The appearance of the swan marks the start of a celebrated period for Slimbridge, which hosts around 30,000 migratory birds every winter. Staff hope there will be an influx of Bewick’s swans over the next few weeks, as the mercury dips even further.

Steve Heaven, Swan Research Assistant, said:

“We’re proud to have Bewick’s here at Slimbridge and we’ve seen some of the birds return to us each winter for 29 years!

“Winter is a magical time to visit Slimbridge as hundreds of ducks, geese and swans arrive at Slimbridge, including the beautiful Bewick’s swans, white-fronted geese, pintail, pochard, tufted duck, gadwall and teal”.

Bewick’s are small white swans with black and yellow bills. Every winter they navigate some 4000km to the UK to escape the arctic winters of Russia. They can be found in large numbers on the Severn estuary and in eastern England.

Sir Peter Scott the founder of WWT dedicated much of his time to watching and studying Bewick’s swans. He was the first person to notice that each bird has a unique bill pattern making it possible to identify individuals.

Slimbridge can host up to 200 Bewick’s swans from late October to early March. They can be seen on the grassland areas of the reserve during the day and in the evenings they congregate outside the Peng Observatory where they are fed at 4pm.

However fewer Bewick’s swans are returning each year.

Recent studies show that since 1995 the number of Bewick’s swans making the migration from arctic Russia to northern Europe has plummeted by nearly a half – from 29,000 to just 18,000 recorded in 2010.

Conservation scientists have been studying the Bewick’s swan for the last fifty years, making it the longest study of any species of bird in the world.

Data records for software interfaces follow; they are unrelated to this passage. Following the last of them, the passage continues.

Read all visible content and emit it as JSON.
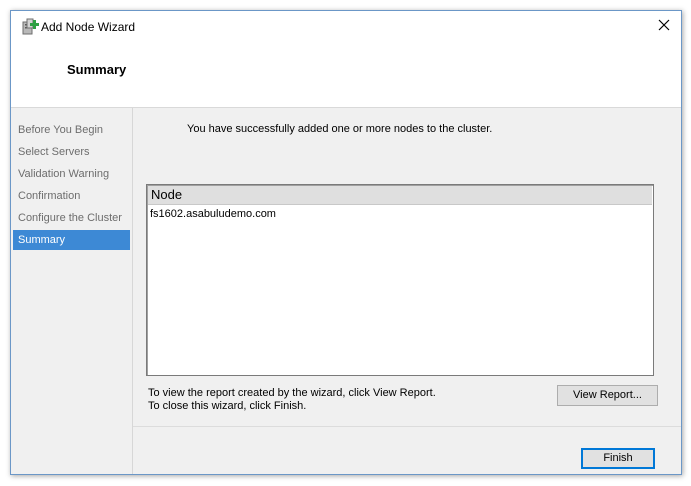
{
  "window": {
    "title": "Add Node Wizard",
    "app_icon": "cluster-node-add-icon",
    "close_icon": "close-icon"
  },
  "header": {
    "title": "Summary"
  },
  "sidebar": {
    "steps": [
      {
        "label": "Before You Begin",
        "active": false
      },
      {
        "label": "Select Servers",
        "active": false
      },
      {
        "label": "Validation Warning",
        "active": false
      },
      {
        "label": "Confirmation",
        "active": false
      },
      {
        "label": "Configure the Cluster",
        "active": false
      },
      {
        "label": "Summary",
        "active": true
      }
    ]
  },
  "main": {
    "message": "You have successfully added one or more nodes to the cluster.",
    "list": {
      "columns": [
        "Node"
      ],
      "rows": [
        "fs1602.asabuludemo.com"
      ]
    },
    "info_lines": [
      "To view the report created by the wizard, click View Report.",
      "To close this wizard, click Finish."
    ],
    "view_report_label": "View Report...",
    "finish_label": "Finish"
  },
  "colors": {
    "accent": "#3d89d5",
    "window_border": "#6b97c7",
    "body_bg": "#f0f0f0"
  }
}
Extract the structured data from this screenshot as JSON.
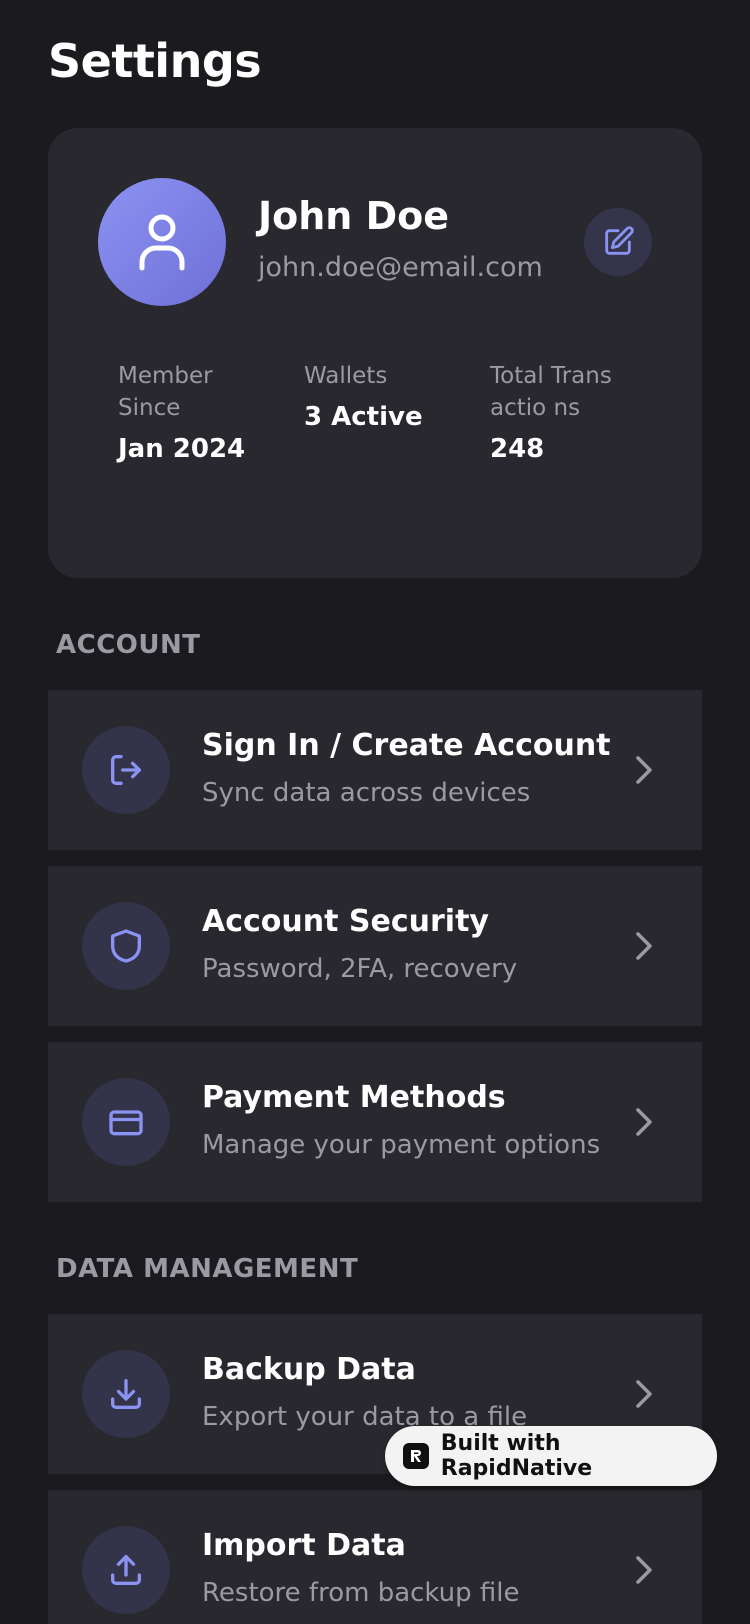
{
  "page": {
    "title": "Settings"
  },
  "profile": {
    "name": "John Doe",
    "email": "john.doe@email.com",
    "stats": [
      {
        "label": "Member Since",
        "value": "Jan 2024"
      },
      {
        "label": "Wallets",
        "value": "3 Active"
      },
      {
        "label": "Total Transactio ns",
        "value": "248"
      }
    ]
  },
  "sections": {
    "account": {
      "header": "ACCOUNT",
      "items": [
        {
          "title": "Sign In / Create Account",
          "subtitle": "Sync data across devices",
          "icon": "sign-in-icon"
        },
        {
          "title": "Account Security",
          "subtitle": "Password, 2FA, recovery",
          "icon": "shield-icon"
        },
        {
          "title": "Payment Methods",
          "subtitle": "Manage your payment options",
          "icon": "credit-card-icon"
        }
      ]
    },
    "data_management": {
      "header": "DATA MANAGEMENT",
      "items": [
        {
          "title": "Backup Data",
          "subtitle": "Export your data to a file",
          "icon": "download-icon"
        },
        {
          "title": "Import Data",
          "subtitle": "Restore from backup file",
          "icon": "upload-icon"
        }
      ]
    }
  },
  "badge": {
    "text": "Built with RapidNative"
  },
  "colors": {
    "background": "#1b1b1f",
    "card": "#28282e",
    "accent": "#8b93f2",
    "icon_circle": "#33334a",
    "muted_text": "#9a9aa2"
  }
}
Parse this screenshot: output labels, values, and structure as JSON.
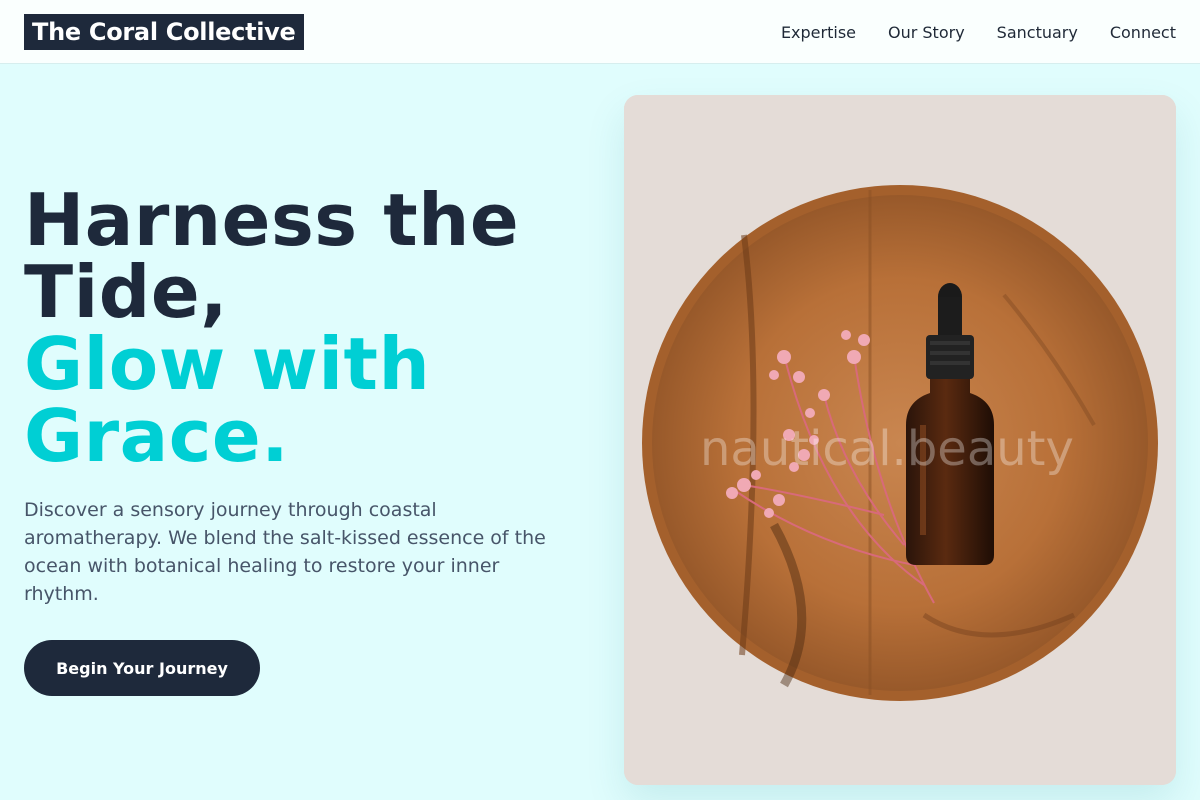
{
  "brand": {
    "name": "The Coral Collective"
  },
  "nav": {
    "items": [
      {
        "label": "Expertise"
      },
      {
        "label": "Our Story"
      },
      {
        "label": "Sanctuary"
      },
      {
        "label": "Connect"
      }
    ]
  },
  "hero": {
    "title_line1": "Harness the",
    "title_line2": "Tide,",
    "title_line3": "Glow with",
    "title_line4": "Grace.",
    "description": "Discover a sensory journey through coastal aromatherapy. We blend the salt-kissed essence of the ocean with botanical healing to restore your inner rhythm.",
    "cta_label": "Begin Your Journey"
  },
  "image": {
    "watermark": "nautical.beauty"
  },
  "colors": {
    "dark": "#1e293b",
    "accent": "#00cfd4",
    "background": "#e0fdfd"
  }
}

Their research has identified some of the threats that Bewick’s face including loss of their wetland habitat, illegal hunting, climate change and hazards in their flight path such as wind turbines and power pylons.

Steve added:

“We hope that by giving visitors the chance to see Bewick’s swans close-up and in large numbers from our comfortable Peng Observatory that we are inspiring them to help protect this species for future generations”.

Swan Lake at Slimbridge is perfectly maintained so that the swans have a place to recover from their long and arduous trip. The wardens feed them three times a day and ensure that they are kept safe over the winter. This is supplementary to their natural diet of grasses, cereal crops and aquatic vegetation.

They are able to take care of these marvellous animals because of the generous support from Postcode Animal Trust, a grant-giving charity funded entirely by players of People’s Postcode Lottery, whose funding helps make their stay as comfortable as possible.

For an extra special experience visitors are invited to access Slimbridge after hours and witness a spectacular commentated floodlit evening swan feed followed by a delicious two course meal with tea, coffee and mints. Our Swan Supper Evenings run every Friday and Saturday evening from 30 November to 9 February.